# [WHAT YOU ARE ASKED TO DO]
Your task is to write out every line of the data exactly. Drop the pictures.

# [DATASET CONTENT]

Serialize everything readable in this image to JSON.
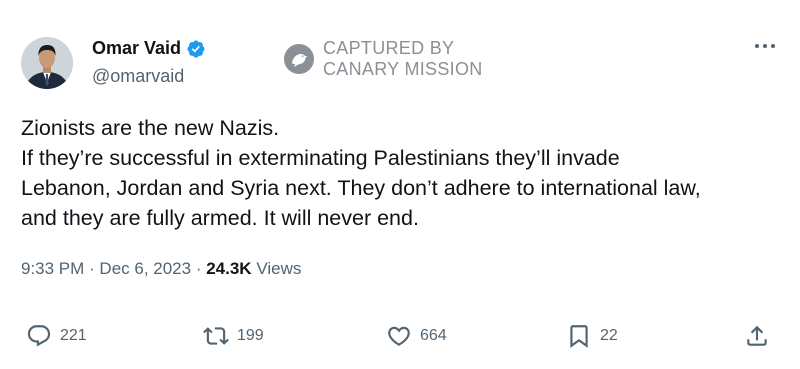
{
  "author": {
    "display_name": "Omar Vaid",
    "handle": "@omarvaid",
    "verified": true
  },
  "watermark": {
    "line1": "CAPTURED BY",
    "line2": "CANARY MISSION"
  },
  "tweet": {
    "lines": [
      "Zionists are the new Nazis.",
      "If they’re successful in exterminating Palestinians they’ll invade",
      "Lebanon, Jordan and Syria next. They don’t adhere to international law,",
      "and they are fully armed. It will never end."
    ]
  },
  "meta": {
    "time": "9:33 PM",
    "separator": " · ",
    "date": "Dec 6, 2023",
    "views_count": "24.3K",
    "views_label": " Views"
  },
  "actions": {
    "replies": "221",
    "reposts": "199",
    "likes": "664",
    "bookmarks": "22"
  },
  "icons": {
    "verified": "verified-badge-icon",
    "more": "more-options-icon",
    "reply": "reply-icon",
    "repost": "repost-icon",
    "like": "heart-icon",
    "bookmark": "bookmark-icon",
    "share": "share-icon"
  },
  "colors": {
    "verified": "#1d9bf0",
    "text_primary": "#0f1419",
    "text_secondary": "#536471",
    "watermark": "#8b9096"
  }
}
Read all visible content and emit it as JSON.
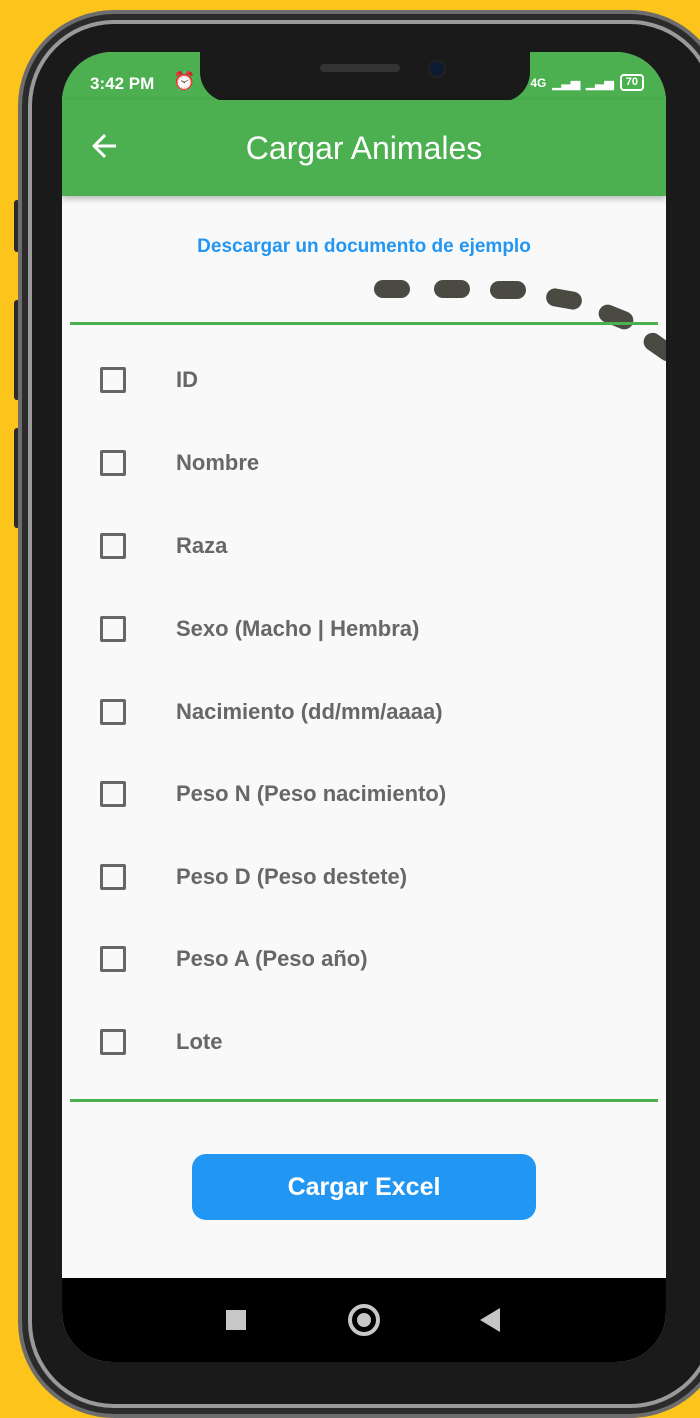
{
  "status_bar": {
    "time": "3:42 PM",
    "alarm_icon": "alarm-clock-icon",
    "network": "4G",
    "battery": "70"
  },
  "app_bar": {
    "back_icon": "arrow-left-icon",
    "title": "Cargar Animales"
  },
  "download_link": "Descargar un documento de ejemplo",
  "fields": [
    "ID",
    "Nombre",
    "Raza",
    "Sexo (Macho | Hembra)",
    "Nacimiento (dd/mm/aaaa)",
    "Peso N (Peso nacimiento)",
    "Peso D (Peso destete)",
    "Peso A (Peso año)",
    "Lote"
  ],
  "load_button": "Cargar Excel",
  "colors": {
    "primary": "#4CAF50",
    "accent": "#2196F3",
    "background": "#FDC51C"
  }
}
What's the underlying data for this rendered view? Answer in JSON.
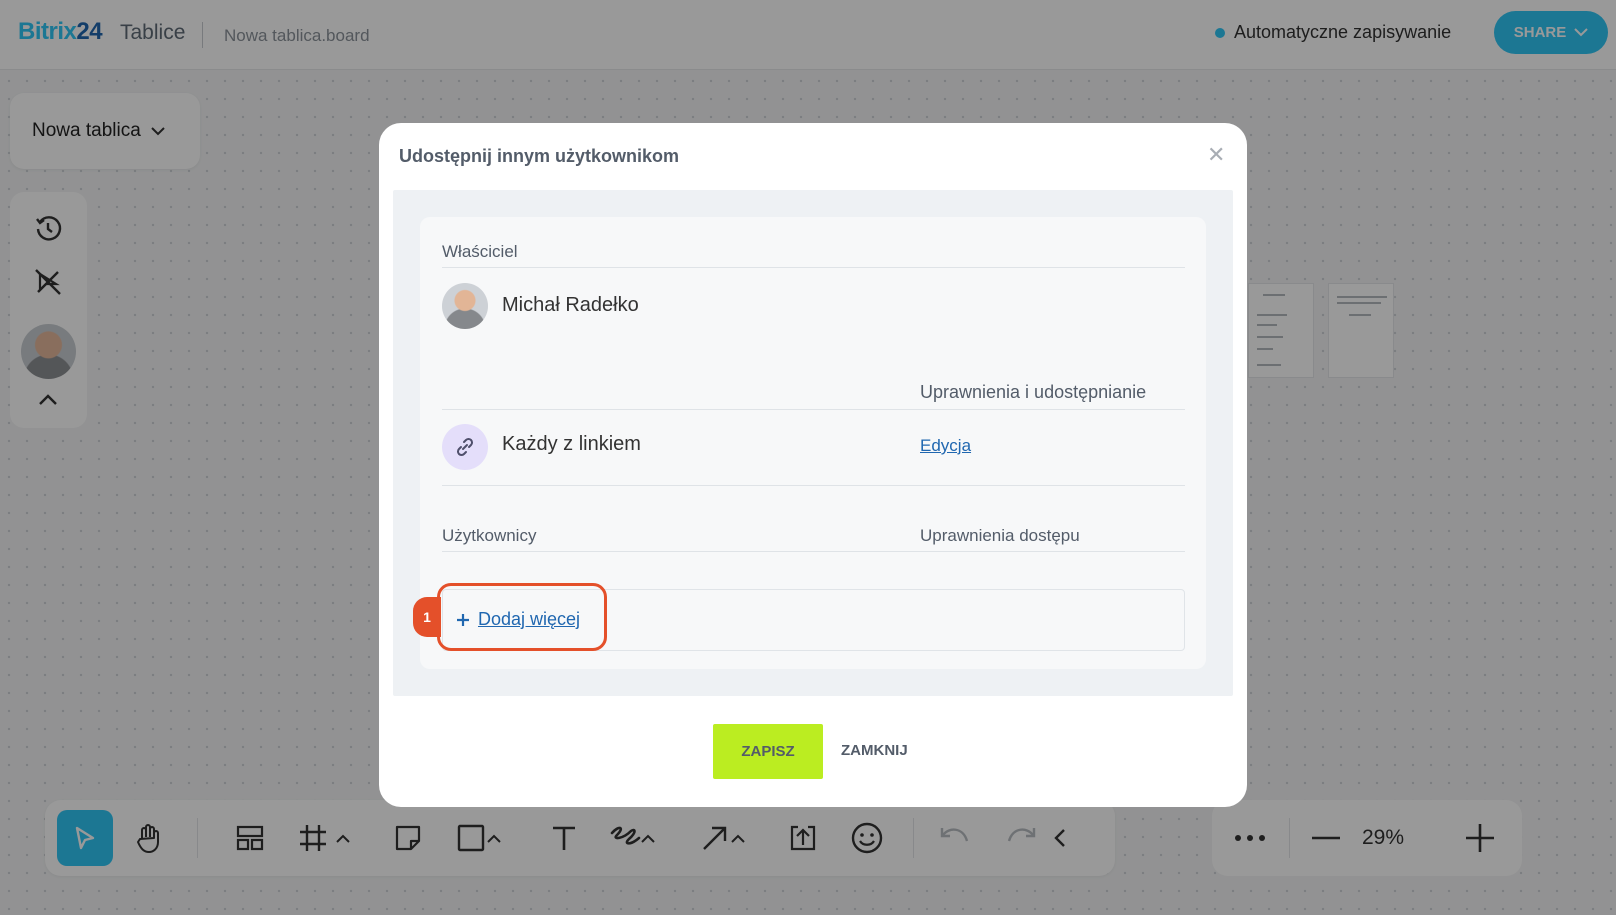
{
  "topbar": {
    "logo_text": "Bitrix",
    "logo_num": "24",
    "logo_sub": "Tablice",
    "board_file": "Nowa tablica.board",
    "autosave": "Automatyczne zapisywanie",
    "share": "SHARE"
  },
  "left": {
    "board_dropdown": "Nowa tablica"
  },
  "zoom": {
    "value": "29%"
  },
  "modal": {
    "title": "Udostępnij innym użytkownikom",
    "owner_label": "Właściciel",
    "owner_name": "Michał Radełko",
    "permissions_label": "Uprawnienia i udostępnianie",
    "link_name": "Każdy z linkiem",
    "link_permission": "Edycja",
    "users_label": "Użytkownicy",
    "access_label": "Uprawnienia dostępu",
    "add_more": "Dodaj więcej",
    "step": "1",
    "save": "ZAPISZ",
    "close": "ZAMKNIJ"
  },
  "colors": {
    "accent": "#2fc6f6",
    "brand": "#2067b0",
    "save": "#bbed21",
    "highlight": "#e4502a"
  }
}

# [ANSWER SECTION]
Serialize everything readable in this image to JSON.
{
  "author": {
    "display_name": "Omar Vaid",
    "handle": "@omarvaid",
    "verified": true
  },
  "watermark": {
    "line1": "CAPTURED BY",
    "line2": "CANARY MISSION"
  },
  "tweet": {
    "lines": [
      "Zionists are the new Nazis.",
      "If they’re successful in exterminating Palestinians they’ll invade",
      "Lebanon, Jordan and Syria next. They don’t adhere to international law,",
      "and they are fully armed. It will never end."
    ]
  },
  "meta": {
    "time": "9:33 PM",
    "separator": " · ",
    "date": "Dec 6, 2023",
    "views_count": "24.3K",
    "views_label": " Views"
  },
  "actions": {
    "replies": "221",
    "reposts": "199",
    "likes": "664",
    "bookmarks": "22"
  },
  "icons": {
    "verified": "verified-badge-icon",
    "more": "more-options-icon",
    "reply": "reply-icon",
    "repost": "repost-icon",
    "like": "heart-icon",
    "bookmark": "bookmark-icon",
    "share": "share-icon"
  },
  "colors": {
    "verified": "#1d9bf0",
    "text_primary": "#0f1419",
    "text_secondary": "#536471",
    "watermark": "#8b9096"
  }
}
Read all visible content and emit it as JSON.
{
  "status_bar": {
    "time": "3:42 PM",
    "alarm_icon": "alarm-clock-icon",
    "network": "4G",
    "battery": "70"
  },
  "app_bar": {
    "back_icon": "arrow-left-icon",
    "title": "Cargar Animales"
  },
  "download_link": "Descargar un documento de ejemplo",
  "fields": [
    "ID",
    "Nombre",
    "Raza",
    "Sexo (Macho | Hembra)",
    "Nacimiento (dd/mm/aaaa)",
    "Peso N (Peso nacimiento)",
    "Peso D (Peso destete)",
    "Peso A (Peso año)",
    "Lote"
  ],
  "load_button": "Cargar Excel",
  "colors": {
    "primary": "#4CAF50",
    "accent": "#2196F3",
    "background": "#FDC51C"
  }
}
What's the underlying data for this rendered view? Answer in JSON.
{
  "topbar": {
    "logo_text": "Bitrix",
    "logo_num": "24",
    "logo_sub": "Tablice",
    "board_file": "Nowa tablica.board",
    "autosave": "Automatyczne zapisywanie",
    "share": "SHARE"
  },
  "left": {
    "board_dropdown": "Nowa tablica"
  },
  "zoom": {
    "value": "29%"
  },
  "modal": {
    "title": "Udostępnij innym użytkownikom",
    "owner_label": "Właściciel",
    "owner_name": "Michał Radełko",
    "permissions_label": "Uprawnienia i udostępnianie",
    "link_name": "Każdy z linkiem",
    "link_permission": "Edycja",
    "users_label": "Użytkownicy",
    "access_label": "Uprawnienia dostępu",
    "add_more": "Dodaj więcej",
    "step": "1",
    "save": "ZAPISZ",
    "close": "ZAMKNIJ"
  },
  "colors": {
    "accent": "#2fc6f6",
    "brand": "#2067b0",
    "save": "#bbed21",
    "highlight": "#e4502a"
  }
}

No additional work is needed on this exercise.